= What the task asks =
Would you write out the entries that follow word for word, omitting any images?
╔══
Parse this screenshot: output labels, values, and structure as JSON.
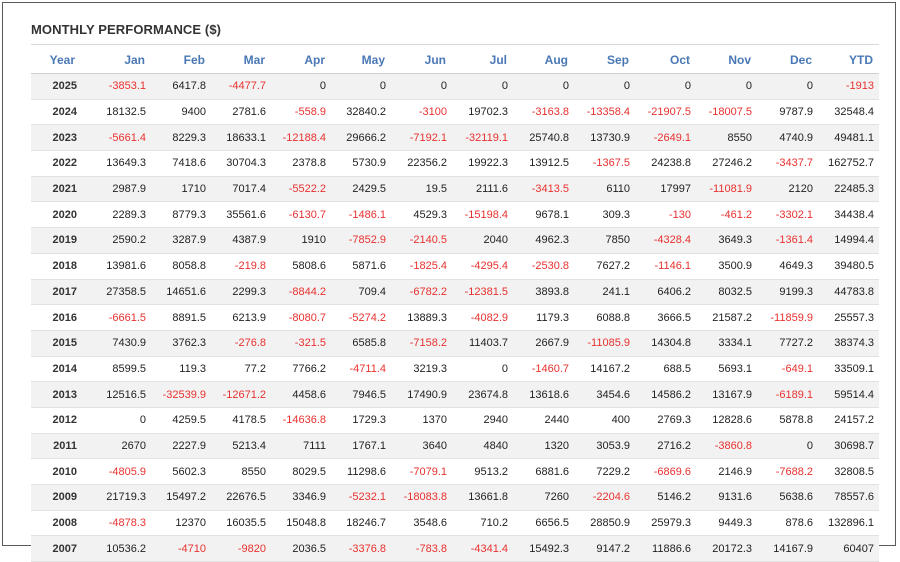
{
  "title": "MONTHLY PERFORMANCE ($)",
  "colors": {
    "header_text": "#4a78b5",
    "negative": "#e8312f",
    "positive": "#222222",
    "row_stripe": "#f2f2f2"
  },
  "columns": [
    "Year",
    "Jan",
    "Feb",
    "Mar",
    "Apr",
    "May",
    "Jun",
    "Jul",
    "Aug",
    "Sep",
    "Oct",
    "Nov",
    "Dec",
    "YTD"
  ],
  "rows": [
    [
      "2025",
      "-3853.1",
      "6417.8",
      "-4477.7",
      "0",
      "0",
      "0",
      "0",
      "0",
      "0",
      "0",
      "0",
      "0",
      "-1913"
    ],
    [
      "2024",
      "18132.5",
      "9400",
      "2781.6",
      "-558.9",
      "32840.2",
      "-3100",
      "19702.3",
      "-3163.8",
      "-13358.4",
      "-21907.5",
      "-18007.5",
      "9787.9",
      "32548.4"
    ],
    [
      "2023",
      "-5661.4",
      "8229.3",
      "18633.1",
      "-12188.4",
      "29666.2",
      "-7192.1",
      "-32119.1",
      "25740.8",
      "13730.9",
      "-2649.1",
      "8550",
      "4740.9",
      "49481.1"
    ],
    [
      "2022",
      "13649.3",
      "7418.6",
      "30704.3",
      "2378.8",
      "5730.9",
      "22356.2",
      "19922.3",
      "13912.5",
      "-1367.5",
      "24238.8",
      "27246.2",
      "-3437.7",
      "162752.7"
    ],
    [
      "2021",
      "2987.9",
      "1710",
      "7017.4",
      "-5522.2",
      "2429.5",
      "19.5",
      "2111.6",
      "-3413.5",
      "6110",
      "17997",
      "-11081.9",
      "2120",
      "22485.3"
    ],
    [
      "2020",
      "2289.3",
      "8779.3",
      "35561.6",
      "-6130.7",
      "-1486.1",
      "4529.3",
      "-15198.4",
      "9678.1",
      "309.3",
      "-130",
      "-461.2",
      "-3302.1",
      "34438.4"
    ],
    [
      "2019",
      "2590.2",
      "3287.9",
      "4387.9",
      "1910",
      "-7852.9",
      "-2140.5",
      "2040",
      "4962.3",
      "7850",
      "-4328.4",
      "3649.3",
      "-1361.4",
      "14994.4"
    ],
    [
      "2018",
      "13981.6",
      "8058.8",
      "-219.8",
      "5808.6",
      "5871.6",
      "-1825.4",
      "-4295.4",
      "-2530.8",
      "7627.2",
      "-1146.1",
      "3500.9",
      "4649.3",
      "39480.5"
    ],
    [
      "2017",
      "27358.5",
      "14651.6",
      "2299.3",
      "-8844.2",
      "709.4",
      "-6782.2",
      "-12381.5",
      "3893.8",
      "241.1",
      "6406.2",
      "8032.5",
      "9199.3",
      "44783.8"
    ],
    [
      "2016",
      "-6661.5",
      "8891.5",
      "6213.9",
      "-8080.7",
      "-5274.2",
      "13889.3",
      "-4082.9",
      "1179.3",
      "6088.8",
      "3666.5",
      "21587.2",
      "-11859.9",
      "25557.3"
    ],
    [
      "2015",
      "7430.9",
      "3762.3",
      "-276.8",
      "-321.5",
      "6585.8",
      "-7158.2",
      "11403.7",
      "2667.9",
      "-11085.9",
      "14304.8",
      "3334.1",
      "7727.2",
      "38374.3"
    ],
    [
      "2014",
      "8599.5",
      "119.3",
      "77.2",
      "7766.2",
      "-4711.4",
      "3219.3",
      "0",
      "-1460.7",
      "14167.2",
      "688.5",
      "5693.1",
      "-649.1",
      "33509.1"
    ],
    [
      "2013",
      "12516.5",
      "-32539.9",
      "-12671.2",
      "4458.6",
      "7946.5",
      "17490.9",
      "23674.8",
      "13618.6",
      "3454.6",
      "14586.2",
      "13167.9",
      "-6189.1",
      "59514.4"
    ],
    [
      "2012",
      "0",
      "4259.5",
      "4178.5",
      "-14636.8",
      "1729.3",
      "1370",
      "2940",
      "2440",
      "400",
      "2769.3",
      "12828.6",
      "5878.8",
      "24157.2"
    ],
    [
      "2011",
      "2670",
      "2227.9",
      "5213.4",
      "7111",
      "1767.1",
      "3640",
      "4840",
      "1320",
      "3053.9",
      "2716.2",
      "-3860.8",
      "0",
      "30698.7"
    ],
    [
      "2010",
      "-4805.9",
      "5602.3",
      "8550",
      "8029.5",
      "11298.6",
      "-7079.1",
      "9513.2",
      "6881.6",
      "7229.2",
      "-6869.6",
      "2146.9",
      "-7688.2",
      "32808.5"
    ],
    [
      "2009",
      "21719.3",
      "15497.2",
      "22676.5",
      "3346.9",
      "-5232.1",
      "-18083.8",
      "13661.8",
      "7260",
      "-2204.6",
      "5146.2",
      "9131.6",
      "5638.6",
      "78557.6"
    ],
    [
      "2008",
      "-4878.3",
      "12370",
      "16035.5",
      "15048.8",
      "18246.7",
      "3548.6",
      "710.2",
      "6656.5",
      "28850.9",
      "25979.3",
      "9449.3",
      "878.6",
      "132896.1"
    ],
    [
      "2007",
      "10536.2",
      "-4710",
      "-9820",
      "2036.5",
      "-3376.8",
      "-783.8",
      "-4341.4",
      "15492.3",
      "9147.2",
      "11886.6",
      "20172.3",
      "14167.9",
      "60407"
    ]
  ]
}
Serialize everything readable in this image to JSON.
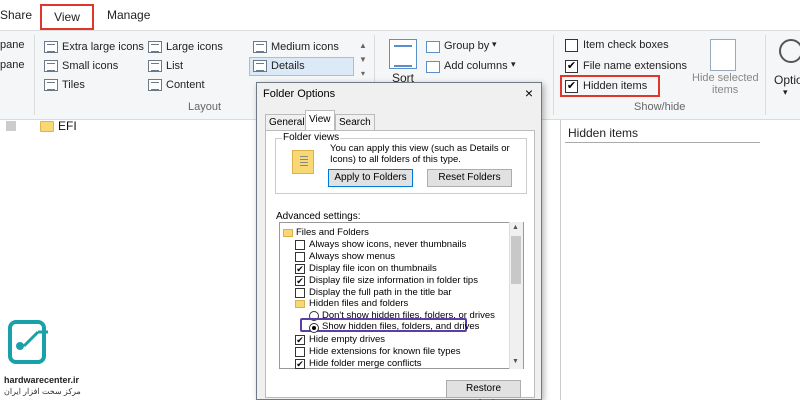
{
  "tabs": {
    "share": "Share",
    "view": "View",
    "manage": "Manage"
  },
  "ribbon": {
    "pane_1": "pane",
    "pane_2": "pane",
    "layout": {
      "extra_large_icons": "Extra large icons",
      "large_icons": "Large icons",
      "medium_icons": "Medium icons",
      "small_icons": "Small icons",
      "list": "List",
      "details": "Details",
      "tiles": "Tiles",
      "content": "Content",
      "group_label": "Layout"
    },
    "current_view": {
      "sort": "Sort",
      "group_by": "Group by",
      "add_columns": "Add columns"
    },
    "show_hide": {
      "item_check_boxes": "Item check boxes",
      "file_name_extensions": "File name extensions",
      "hidden_items": "Hidden items",
      "hide_selected_1": "Hide selected",
      "hide_selected_2": "items",
      "group_label": "Show/hide"
    },
    "options": "Optio"
  },
  "file_area": {
    "file_name": "EFI",
    "preview_title": "Hidden items"
  },
  "logo": {
    "name": "hardwarecenter.ir",
    "tagline": "مرکز سخت افزار ایران"
  },
  "dialog": {
    "title": "Folder Options",
    "close": "×",
    "tabs": [
      "General",
      "View",
      "Search"
    ],
    "folder_views_label": "Folder views",
    "folder_views_text": "You can apply this view (such as Details or Icons) to all folders of this type.",
    "apply_button": "Apply to Folders",
    "reset_button": "Reset Folders",
    "advanced_label": "Advanced settings:",
    "advanced_items": [
      "Files and Folders",
      "Always show icons, never thumbnails",
      "Always show menus",
      "Display file icon on thumbnails",
      "Display file size information in folder tips",
      "Display the full path in the title bar",
      "Hidden files and folders",
      "Don't show hidden files, folders, or drives",
      "Show hidden files, folders, and drives",
      "Hide empty drives",
      "Hide extensions for known file types",
      "Hide folder merge conflicts"
    ],
    "restore_button": "Restore Defaults"
  },
  "colors": {
    "red_highlight": "#e0352b",
    "purple_highlight": "#5a3fa8",
    "folder_yellow": "#f8d775"
  }
}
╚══
= Task output =
Parse this screenshot: output labels, values, and structure as JSON.
{
  "title": "MONTHLY PERFORMANCE ($)",
  "colors": {
    "header_text": "#4a78b5",
    "negative": "#e8312f",
    "positive": "#222222",
    "row_stripe": "#f2f2f2"
  },
  "columns": [
    "Year",
    "Jan",
    "Feb",
    "Mar",
    "Apr",
    "May",
    "Jun",
    "Jul",
    "Aug",
    "Sep",
    "Oct",
    "Nov",
    "Dec",
    "YTD"
  ],
  "rows": [
    [
      "2025",
      "-3853.1",
      "6417.8",
      "-4477.7",
      "0",
      "0",
      "0",
      "0",
      "0",
      "0",
      "0",
      "0",
      "0",
      "-1913"
    ],
    [
      "2024",
      "18132.5",
      "9400",
      "2781.6",
      "-558.9",
      "32840.2",
      "-3100",
      "19702.3",
      "-3163.8",
      "-13358.4",
      "-21907.5",
      "-18007.5",
      "9787.9",
      "32548.4"
    ],
    [
      "2023",
      "-5661.4",
      "8229.3",
      "18633.1",
      "-12188.4",
      "29666.2",
      "-7192.1",
      "-32119.1",
      "25740.8",
      "13730.9",
      "-2649.1",
      "8550",
      "4740.9",
      "49481.1"
    ],
    [
      "2022",
      "13649.3",
      "7418.6",
      "30704.3",
      "2378.8",
      "5730.9",
      "22356.2",
      "19922.3",
      "13912.5",
      "-1367.5",
      "24238.8",
      "27246.2",
      "-3437.7",
      "162752.7"
    ],
    [
      "2021",
      "2987.9",
      "1710",
      "7017.4",
      "-5522.2",
      "2429.5",
      "19.5",
      "2111.6",
      "-3413.5",
      "6110",
      "17997",
      "-11081.9",
      "2120",
      "22485.3"
    ],
    [
      "2020",
      "2289.3",
      "8779.3",
      "35561.6",
      "-6130.7",
      "-1486.1",
      "4529.3",
      "-15198.4",
      "9678.1",
      "309.3",
      "-130",
      "-461.2",
      "-3302.1",
      "34438.4"
    ],
    [
      "2019",
      "2590.2",
      "3287.9",
      "4387.9",
      "1910",
      "-7852.9",
      "-2140.5",
      "2040",
      "4962.3",
      "7850",
      "-4328.4",
      "3649.3",
      "-1361.4",
      "14994.4"
    ],
    [
      "2018",
      "13981.6",
      "8058.8",
      "-219.8",
      "5808.6",
      "5871.6",
      "-1825.4",
      "-4295.4",
      "-2530.8",
      "7627.2",
      "-1146.1",
      "3500.9",
      "4649.3",
      "39480.5"
    ],
    [
      "2017",
      "27358.5",
      "14651.6",
      "2299.3",
      "-8844.2",
      "709.4",
      "-6782.2",
      "-12381.5",
      "3893.8",
      "241.1",
      "6406.2",
      "8032.5",
      "9199.3",
      "44783.8"
    ],
    [
      "2016",
      "-6661.5",
      "8891.5",
      "6213.9",
      "-8080.7",
      "-5274.2",
      "13889.3",
      "-4082.9",
      "1179.3",
      "6088.8",
      "3666.5",
      "21587.2",
      "-11859.9",
      "25557.3"
    ],
    [
      "2015",
      "7430.9",
      "3762.3",
      "-276.8",
      "-321.5",
      "6585.8",
      "-7158.2",
      "11403.7",
      "2667.9",
      "-11085.9",
      "14304.8",
      "3334.1",
      "7727.2",
      "38374.3"
    ],
    [
      "2014",
      "8599.5",
      "119.3",
      "77.2",
      "7766.2",
      "-4711.4",
      "3219.3",
      "0",
      "-1460.7",
      "14167.2",
      "688.5",
      "5693.1",
      "-649.1",
      "33509.1"
    ],
    [
      "2013",
      "12516.5",
      "-32539.9",
      "-12671.2",
      "4458.6",
      "7946.5",
      "17490.9",
      "23674.8",
      "13618.6",
      "3454.6",
      "14586.2",
      "13167.9",
      "-6189.1",
      "59514.4"
    ],
    [
      "2012",
      "0",
      "4259.5",
      "4178.5",
      "-14636.8",
      "1729.3",
      "1370",
      "2940",
      "2440",
      "400",
      "2769.3",
      "12828.6",
      "5878.8",
      "24157.2"
    ],
    [
      "2011",
      "2670",
      "2227.9",
      "5213.4",
      "7111",
      "1767.1",
      "3640",
      "4840",
      "1320",
      "3053.9",
      "2716.2",
      "-3860.8",
      "0",
      "30698.7"
    ],
    [
      "2010",
      "-4805.9",
      "5602.3",
      "8550",
      "8029.5",
      "11298.6",
      "-7079.1",
      "9513.2",
      "6881.6",
      "7229.2",
      "-6869.6",
      "2146.9",
      "-7688.2",
      "32808.5"
    ],
    [
      "2009",
      "21719.3",
      "15497.2",
      "22676.5",
      "3346.9",
      "-5232.1",
      "-18083.8",
      "13661.8",
      "7260",
      "-2204.6",
      "5146.2",
      "9131.6",
      "5638.6",
      "78557.6"
    ],
    [
      "2008",
      "-4878.3",
      "12370",
      "16035.5",
      "15048.8",
      "18246.7",
      "3548.6",
      "710.2",
      "6656.5",
      "28850.9",
      "25979.3",
      "9449.3",
      "878.6",
      "132896.1"
    ],
    [
      "2007",
      "10536.2",
      "-4710",
      "-9820",
      "2036.5",
      "-3376.8",
      "-783.8",
      "-4341.4",
      "15492.3",
      "9147.2",
      "11886.6",
      "20172.3",
      "14167.9",
      "60407"
    ]
  ]
}
Serialize everything readable in this image to JSON.
{
  "tabs": {
    "share": "Share",
    "view": "View",
    "manage": "Manage"
  },
  "ribbon": {
    "pane_1": "pane",
    "pane_2": "pane",
    "layout": {
      "extra_large_icons": "Extra large icons",
      "large_icons": "Large icons",
      "medium_icons": "Medium icons",
      "small_icons": "Small icons",
      "list": "List",
      "details": "Details",
      "tiles": "Tiles",
      "content": "Content",
      "group_label": "Layout"
    },
    "current_view": {
      "sort": "Sort",
      "group_by": "Group by",
      "add_columns": "Add columns"
    },
    "show_hide": {
      "item_check_boxes": "Item check boxes",
      "file_name_extensions": "File name extensions",
      "hidden_items": "Hidden items",
      "hide_selected_1": "Hide selected",
      "hide_selected_2": "items",
      "group_label": "Show/hide"
    },
    "options": "Optio"
  },
  "file_area": {
    "file_name": "EFI",
    "preview_title": "Hidden items"
  },
  "logo": {
    "name": "hardwarecenter.ir",
    "tagline": "مرکز سخت افزار ایران"
  },
  "dialog": {
    "title": "Folder Options",
    "close": "×",
    "tabs": [
      "General",
      "View",
      "Search"
    ],
    "folder_views_label": "Folder views",
    "folder_views_text": "You can apply this view (such as Details or Icons) to all folders of this type.",
    "apply_button": "Apply to Folders",
    "reset_button": "Reset Folders",
    "advanced_label": "Advanced settings:",
    "advanced_items": [
      "Files and Folders",
      "Always show icons, never thumbnails",
      "Always show menus",
      "Display file icon on thumbnails",
      "Display file size information in folder tips",
      "Display the full path in the title bar",
      "Hidden files and folders",
      "Don't show hidden files, folders, or drives",
      "Show hidden files, folders, and drives",
      "Hide empty drives",
      "Hide extensions for known file types",
      "Hide folder merge conflicts"
    ],
    "restore_button": "Restore Defaults"
  },
  "colors": {
    "red_highlight": "#e0352b",
    "purple_highlight": "#5a3fa8",
    "folder_yellow": "#f8d775"
  }
}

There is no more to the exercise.